Increased air travel and the internet have made parental disputes over relocation more frequent and intense, Thorpe LJ said in a speech to London Metropolitan University in June.

He called for international consensus on the laws concerning relocation of children.
Moves to debate the issue of an international law of relocation are gathering momentum and a conference was held on the topic in Washington in March.

Thorpe LJ said uniformity of approach would help parents take responsible decisions about relocation and discourage them from abducting or unlawfully removing their children.

In his speech, he considered UK case law and the impact of the Human Rights Act 1998, acknowledging the arguments of fathers’ groups that times may have changed. For example, the courts take into account the idea that “the harmful impact on the mother is taken to be harmful to the child”, an idea which has been criticised by fathers’ groups as “matricentric and discriminatory”, he said.
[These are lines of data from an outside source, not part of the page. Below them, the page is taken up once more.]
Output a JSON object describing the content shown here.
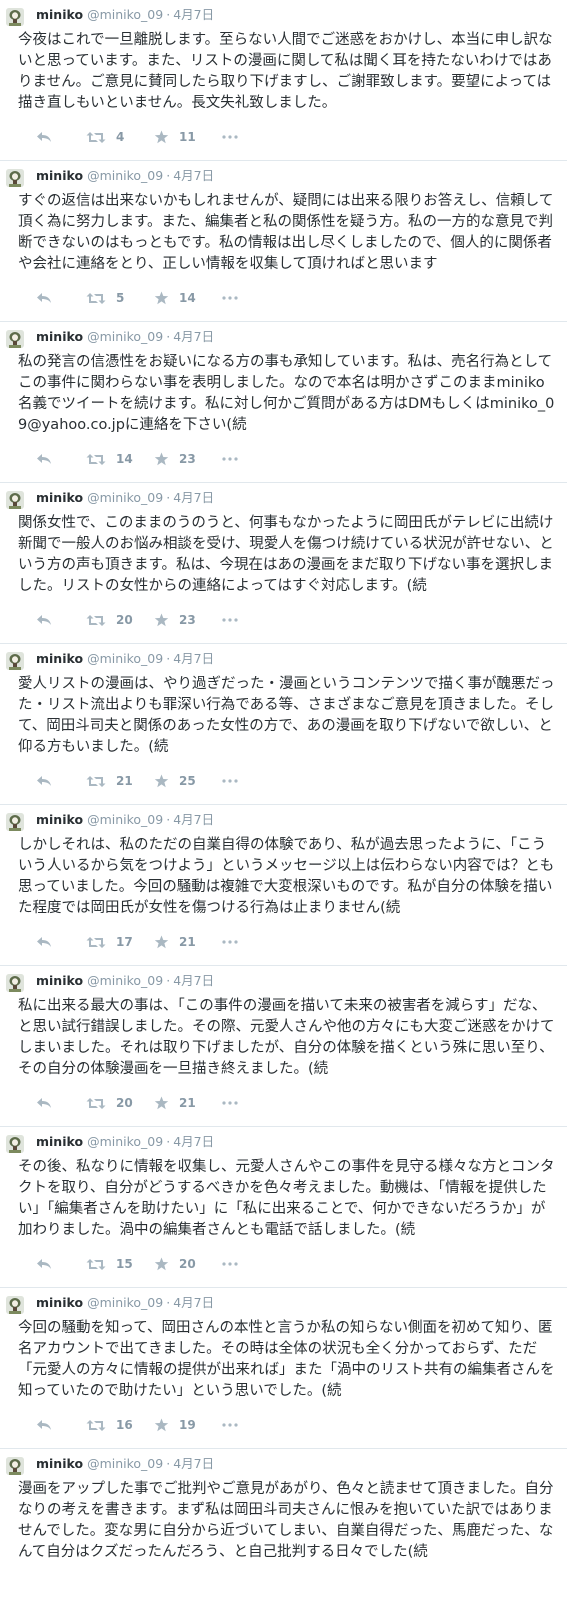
{
  "author": {
    "name": "miniko",
    "handle": "@miniko_09",
    "separator": "·"
  },
  "colors": {
    "text": "#292f33",
    "meta": "#8899a6",
    "icon": "#aab8c2",
    "divider": "#e1e8ed"
  },
  "icons": {
    "reply": "reply-icon",
    "retweet": "retweet-icon",
    "favorite": "star-icon",
    "more": "more-icon"
  },
  "tweets": [
    {
      "time": "4月7日",
      "text": "今夜はこれで一旦離脱します。至らない人間でご迷惑をおかけし、本当に申し訳ないと思っています。また、リストの漫画に関して私は聞く耳を持たないわけではありません。ご意見に賛同したら取り下げますし、ご謝罪致します。要望によっては描き直しもいといません。長文失礼致しました。",
      "retweets": "4",
      "favorites": "11"
    },
    {
      "time": "4月7日",
      "text": "すぐの返信は出来ないかもしれませんが、疑問には出来る限りお答えし、信頼して頂く為に努力します。また、編集者と私の関係性を疑う方。私の一方的な意見で判断できないのはもっともです。私の情報は出し尽くしましたので、個人的に関係者や会社に連絡をとり、正しい情報を収集して頂ければと思います",
      "retweets": "5",
      "favorites": "14"
    },
    {
      "time": "4月7日",
      "text": "私の発言の信憑性をお疑いになる方の事も承知しています。私は、売名行為としてこの事件に関わらない事を表明しました。なので本名は明かさずこのままminiko名義でツイートを続けます。私に対し何かご質問がある方はDMもしくはminiko_09@yahoo.co.jpに連絡を下さい(続",
      "retweets": "14",
      "favorites": "23"
    },
    {
      "time": "4月7日",
      "text": "関係女性で、このままのうのうと、何事もなかったように岡田氏がテレビに出続け新聞で一般人のお悩み相談を受け、現愛人を傷つけ続けている状況が許せない、という方の声も頂きます。私は、今現在はあの漫画をまだ取り下げない事を選択しました。リストの女性からの連絡によってはすぐ対応します。(続",
      "retweets": "20",
      "favorites": "23"
    },
    {
      "time": "4月7日",
      "text": "愛人リストの漫画は、やり過ぎだった・漫画というコンテンツで描く事が醜悪だった・リスト流出よりも罪深い行為である等、さまざまなご意見を頂きました。そして、岡田斗司夫と関係のあった女性の方で、あの漫画を取り下げないで欲しい、と仰る方もいました。(続",
      "retweets": "21",
      "favorites": "25"
    },
    {
      "time": "4月7日",
      "text": "しかしそれは、私のただの自業自得の体験であり、私が過去思ったように、「こういう人いるから気をつけよう」というメッセージ以上は伝わらない内容では？とも思っていました。今回の騒動は複雑で大変根深いものです。私が自分の体験を描いた程度では岡田氏が女性を傷つける行為は止まりません(続",
      "retweets": "17",
      "favorites": "21"
    },
    {
      "time": "4月7日",
      "text": "私に出来る最大の事は、「この事件の漫画を描いて未来の被害者を減らす」だな、と思い試行錯誤しました。その際、元愛人さんや他の方々にも大変ご迷惑をかけてしまいました。それは取り下げましたが、自分の体験を描くという殊に思い至り、その自分の体験漫画を一旦描き終えました。(続",
      "retweets": "20",
      "favorites": "21"
    },
    {
      "time": "4月7日",
      "text": "その後、私なりに情報を収集し、元愛人さんやこの事件を見守る様々な方とコンタクトを取り、自分がどうするべきかを色々考えました。動機は、「情報を提供したい」「編集者さんを助けたい」に「私に出来ることで、何かできないだろうか」が加わりました。渦中の編集者さんとも電話で話しました。(続",
      "retweets": "15",
      "favorites": "20"
    },
    {
      "time": "4月7日",
      "text": "今回の騒動を知って、岡田さんの本性と言うか私の知らない側面を初めて知り、匿名アカウントで出てきました。その時は全体の状況も全く分かっておらず、ただ「元愛人の方々に情報の提供が出来れば」また「渦中のリスト共有の編集者さんを知っていたので助けたい」という思いでした。(続",
      "retweets": "16",
      "favorites": "19"
    },
    {
      "time": "4月7日",
      "text": "漫画をアップした事でご批判やご意見があがり、色々と読ませて頂きました。自分なりの考えを書きます。まず私は岡田斗司夫さんに恨みを抱いていた訳ではありませんでした。変な男に自分から近づいてしまい、自業自得だった、馬鹿だった、なんて自分はクズだったんだろう、と自己批判する日々でした(続",
      "retweets": "",
      "favorites": ""
    }
  ]
}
“Given that the principle is not derived from expert evidence nor from many research studies in this jurisdiction the challenge cannot be lightly dismissed. The emergence of the principle needs to be seen in the context of social tides that were moving some forty years ago.”